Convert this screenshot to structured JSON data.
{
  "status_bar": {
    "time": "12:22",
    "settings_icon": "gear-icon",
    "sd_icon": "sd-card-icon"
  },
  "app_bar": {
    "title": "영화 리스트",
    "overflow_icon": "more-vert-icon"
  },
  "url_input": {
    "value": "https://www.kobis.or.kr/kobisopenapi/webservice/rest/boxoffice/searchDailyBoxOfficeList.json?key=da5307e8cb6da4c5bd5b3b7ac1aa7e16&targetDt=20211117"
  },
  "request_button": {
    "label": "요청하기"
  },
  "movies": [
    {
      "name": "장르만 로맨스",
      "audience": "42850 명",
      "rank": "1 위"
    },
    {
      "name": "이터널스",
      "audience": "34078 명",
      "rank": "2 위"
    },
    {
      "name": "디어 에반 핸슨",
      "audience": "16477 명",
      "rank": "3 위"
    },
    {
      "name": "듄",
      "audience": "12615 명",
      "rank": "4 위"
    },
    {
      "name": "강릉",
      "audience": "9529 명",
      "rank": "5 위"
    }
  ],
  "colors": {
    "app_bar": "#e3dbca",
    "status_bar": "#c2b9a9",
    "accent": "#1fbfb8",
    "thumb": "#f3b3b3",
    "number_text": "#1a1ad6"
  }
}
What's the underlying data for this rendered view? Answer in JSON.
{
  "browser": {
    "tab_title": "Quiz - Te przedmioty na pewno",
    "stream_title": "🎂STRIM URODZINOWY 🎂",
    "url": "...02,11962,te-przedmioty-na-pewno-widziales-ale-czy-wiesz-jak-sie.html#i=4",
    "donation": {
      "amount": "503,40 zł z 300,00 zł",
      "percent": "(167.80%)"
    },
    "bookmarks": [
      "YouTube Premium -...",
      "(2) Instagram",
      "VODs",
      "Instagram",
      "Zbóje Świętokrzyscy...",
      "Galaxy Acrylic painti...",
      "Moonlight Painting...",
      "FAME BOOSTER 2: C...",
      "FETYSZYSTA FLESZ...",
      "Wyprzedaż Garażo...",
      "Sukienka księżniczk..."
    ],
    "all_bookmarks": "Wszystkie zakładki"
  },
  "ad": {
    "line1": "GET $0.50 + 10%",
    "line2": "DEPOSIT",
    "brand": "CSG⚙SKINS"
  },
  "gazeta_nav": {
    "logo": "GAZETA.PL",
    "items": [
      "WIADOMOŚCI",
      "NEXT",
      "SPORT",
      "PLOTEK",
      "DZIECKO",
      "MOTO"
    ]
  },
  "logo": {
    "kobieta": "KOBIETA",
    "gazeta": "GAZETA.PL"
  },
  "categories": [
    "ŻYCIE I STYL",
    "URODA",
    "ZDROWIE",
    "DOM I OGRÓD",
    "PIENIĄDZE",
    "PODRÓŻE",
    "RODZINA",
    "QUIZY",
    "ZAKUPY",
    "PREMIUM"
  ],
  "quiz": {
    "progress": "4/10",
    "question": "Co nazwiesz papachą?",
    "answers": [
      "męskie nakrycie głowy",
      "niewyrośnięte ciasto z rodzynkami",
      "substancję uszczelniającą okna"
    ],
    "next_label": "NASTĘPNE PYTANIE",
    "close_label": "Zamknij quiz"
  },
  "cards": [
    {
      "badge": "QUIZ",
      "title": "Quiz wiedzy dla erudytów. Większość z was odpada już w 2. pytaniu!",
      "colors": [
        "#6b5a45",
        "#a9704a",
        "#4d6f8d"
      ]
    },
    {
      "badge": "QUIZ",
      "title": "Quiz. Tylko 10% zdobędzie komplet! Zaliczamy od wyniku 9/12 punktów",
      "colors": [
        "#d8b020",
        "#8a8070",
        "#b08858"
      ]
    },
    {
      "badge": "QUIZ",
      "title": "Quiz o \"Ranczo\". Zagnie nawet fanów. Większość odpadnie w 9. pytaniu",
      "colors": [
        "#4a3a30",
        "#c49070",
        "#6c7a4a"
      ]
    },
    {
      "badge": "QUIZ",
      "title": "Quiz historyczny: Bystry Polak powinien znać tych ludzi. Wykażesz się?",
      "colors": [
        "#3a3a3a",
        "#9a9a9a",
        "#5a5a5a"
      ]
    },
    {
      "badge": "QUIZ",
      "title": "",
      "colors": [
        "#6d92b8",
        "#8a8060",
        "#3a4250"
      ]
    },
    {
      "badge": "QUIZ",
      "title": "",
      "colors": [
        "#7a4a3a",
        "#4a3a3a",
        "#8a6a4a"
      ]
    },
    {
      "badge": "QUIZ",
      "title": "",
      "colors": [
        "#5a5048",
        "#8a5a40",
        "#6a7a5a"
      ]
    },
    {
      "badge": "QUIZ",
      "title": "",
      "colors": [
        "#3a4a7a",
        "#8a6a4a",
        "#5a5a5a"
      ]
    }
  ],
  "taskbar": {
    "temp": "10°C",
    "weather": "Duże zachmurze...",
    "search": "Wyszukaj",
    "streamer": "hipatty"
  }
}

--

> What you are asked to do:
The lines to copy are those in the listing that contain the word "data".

> Written response:
Convert this screenshot to structured JSON data.
What's the underlying data for this rendered view? Answer in JSON.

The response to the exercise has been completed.